§ **AIM OF THE TASK**
Every line with the string "title" must be copied from the entries below.

□ □ □ □ □

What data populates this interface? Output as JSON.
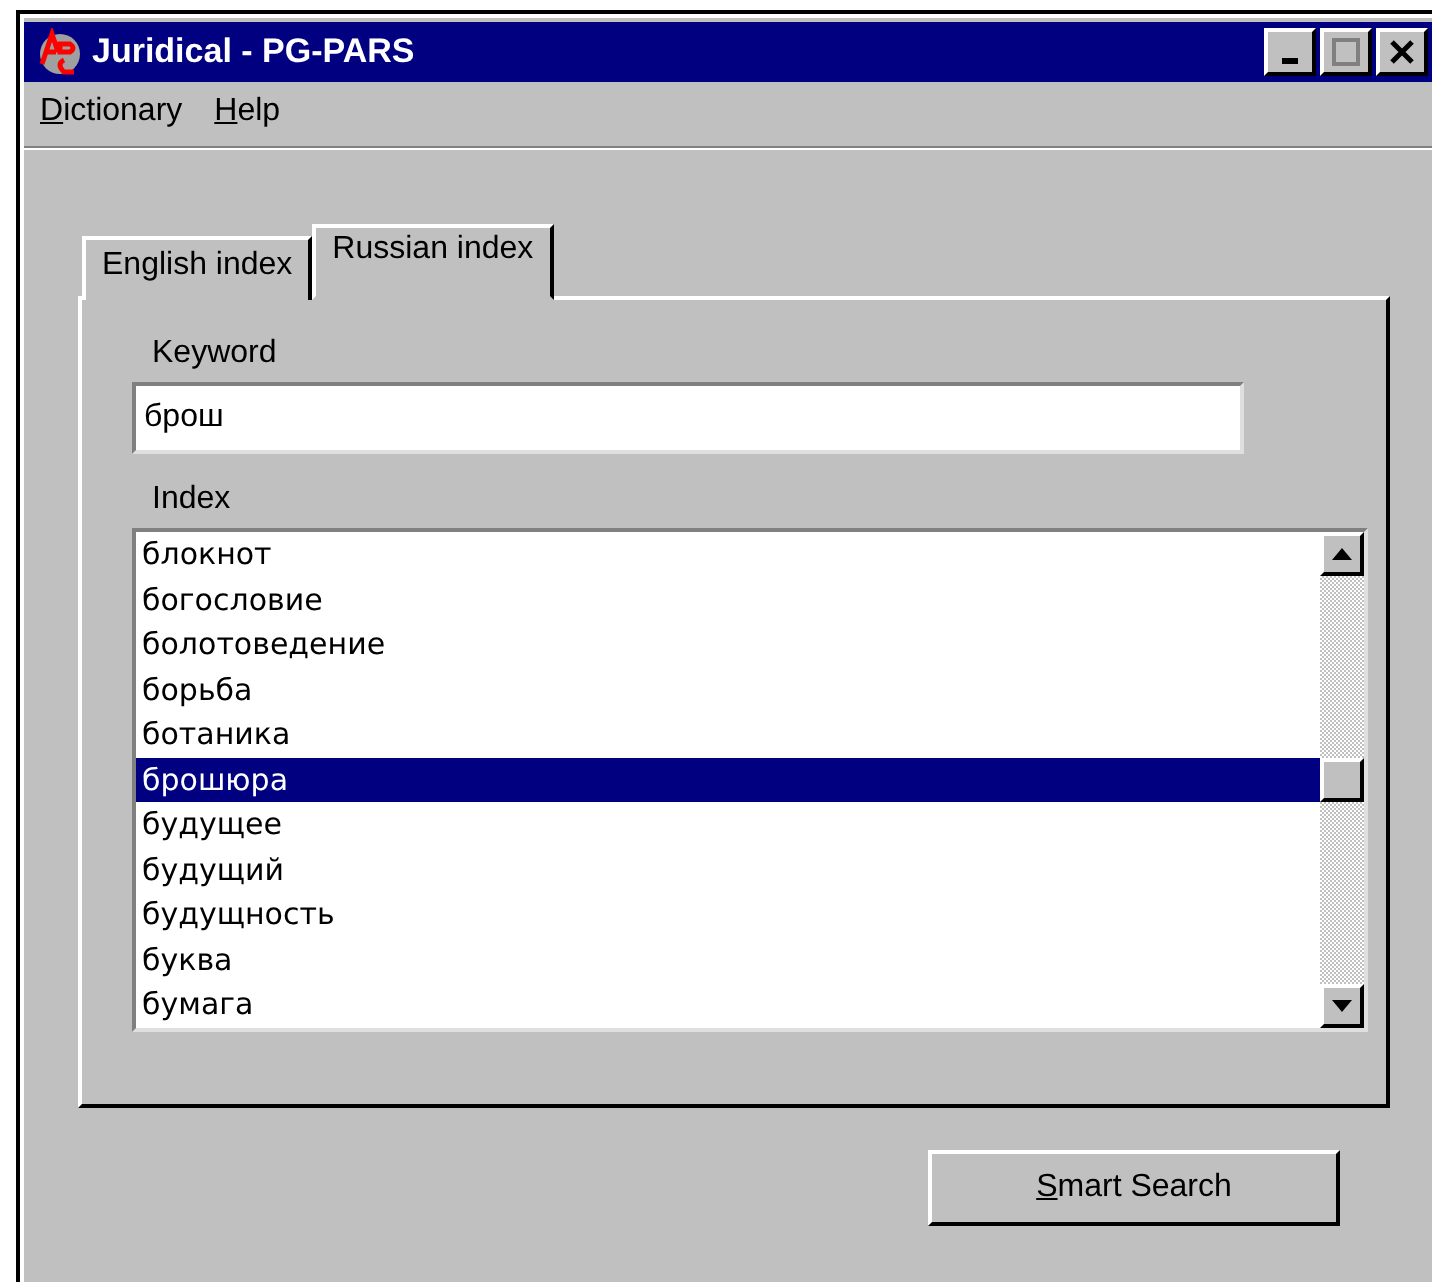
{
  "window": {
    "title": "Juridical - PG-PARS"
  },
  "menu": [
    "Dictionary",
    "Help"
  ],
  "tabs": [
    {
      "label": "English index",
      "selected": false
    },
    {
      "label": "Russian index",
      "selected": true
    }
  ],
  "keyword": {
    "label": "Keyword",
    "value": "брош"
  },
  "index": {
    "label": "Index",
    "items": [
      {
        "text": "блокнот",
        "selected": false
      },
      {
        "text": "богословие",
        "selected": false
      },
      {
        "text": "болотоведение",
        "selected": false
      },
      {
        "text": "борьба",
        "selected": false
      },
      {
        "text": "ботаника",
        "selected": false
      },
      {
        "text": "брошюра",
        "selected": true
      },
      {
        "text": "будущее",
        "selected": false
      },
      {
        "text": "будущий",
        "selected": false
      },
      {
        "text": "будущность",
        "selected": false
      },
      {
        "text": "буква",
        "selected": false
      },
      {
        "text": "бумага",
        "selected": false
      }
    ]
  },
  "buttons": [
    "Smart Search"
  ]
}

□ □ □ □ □

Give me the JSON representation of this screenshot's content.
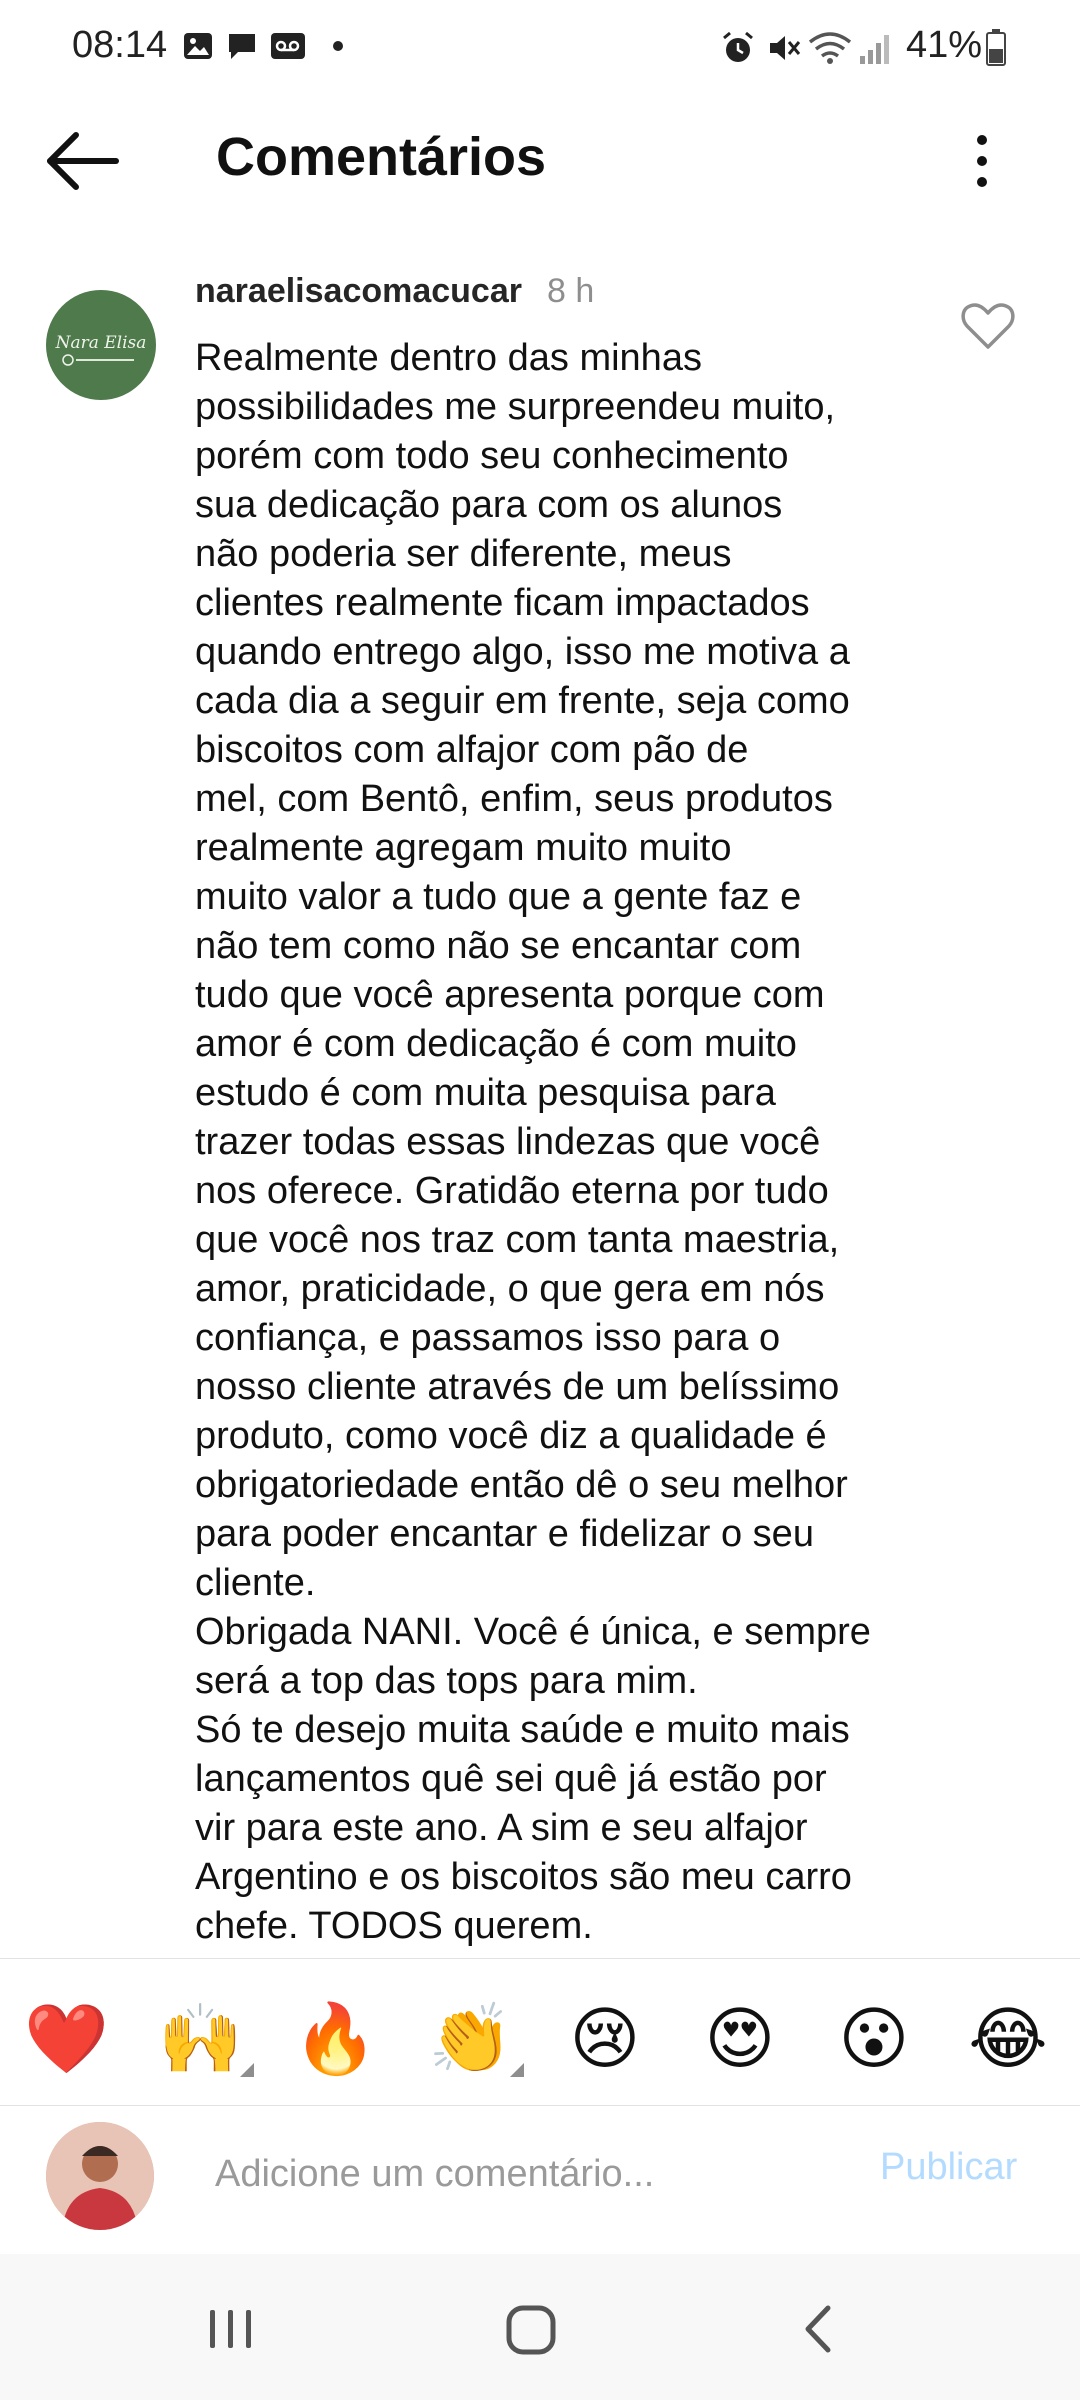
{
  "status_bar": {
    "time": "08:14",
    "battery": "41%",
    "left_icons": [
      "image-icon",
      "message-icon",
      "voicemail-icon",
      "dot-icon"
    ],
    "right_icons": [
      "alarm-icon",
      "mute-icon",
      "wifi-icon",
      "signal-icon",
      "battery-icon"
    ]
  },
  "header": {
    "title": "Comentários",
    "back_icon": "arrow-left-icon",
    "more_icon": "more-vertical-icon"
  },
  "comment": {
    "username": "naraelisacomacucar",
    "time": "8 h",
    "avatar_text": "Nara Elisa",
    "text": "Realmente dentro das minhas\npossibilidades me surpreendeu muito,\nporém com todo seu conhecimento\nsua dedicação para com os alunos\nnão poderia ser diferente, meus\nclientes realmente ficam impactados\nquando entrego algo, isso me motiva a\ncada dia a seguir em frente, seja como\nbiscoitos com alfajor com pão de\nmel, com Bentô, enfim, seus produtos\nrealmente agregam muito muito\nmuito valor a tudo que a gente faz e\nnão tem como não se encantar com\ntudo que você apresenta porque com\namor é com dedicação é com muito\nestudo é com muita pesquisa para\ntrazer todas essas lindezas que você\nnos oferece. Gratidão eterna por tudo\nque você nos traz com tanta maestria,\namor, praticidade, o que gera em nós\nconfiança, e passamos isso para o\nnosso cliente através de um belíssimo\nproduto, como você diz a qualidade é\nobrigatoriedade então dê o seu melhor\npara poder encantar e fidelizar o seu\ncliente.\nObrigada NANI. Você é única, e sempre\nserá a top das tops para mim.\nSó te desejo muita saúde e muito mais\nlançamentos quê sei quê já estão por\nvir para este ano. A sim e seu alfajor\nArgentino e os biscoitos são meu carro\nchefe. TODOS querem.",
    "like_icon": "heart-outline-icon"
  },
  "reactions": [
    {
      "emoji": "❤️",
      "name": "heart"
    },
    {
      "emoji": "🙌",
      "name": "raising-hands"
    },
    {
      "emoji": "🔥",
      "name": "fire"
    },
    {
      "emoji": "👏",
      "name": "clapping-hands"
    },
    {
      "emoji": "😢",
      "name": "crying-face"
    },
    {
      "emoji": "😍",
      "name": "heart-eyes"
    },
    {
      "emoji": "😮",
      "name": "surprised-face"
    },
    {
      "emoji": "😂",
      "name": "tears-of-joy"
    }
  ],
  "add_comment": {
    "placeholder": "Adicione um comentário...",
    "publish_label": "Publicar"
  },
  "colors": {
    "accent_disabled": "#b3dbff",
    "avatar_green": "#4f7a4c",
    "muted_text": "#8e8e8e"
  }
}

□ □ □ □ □

§ **SOLUTION TO THE PROBLEM**
    "title": "Juridical - PG-PARS"
    "title": "Comentários",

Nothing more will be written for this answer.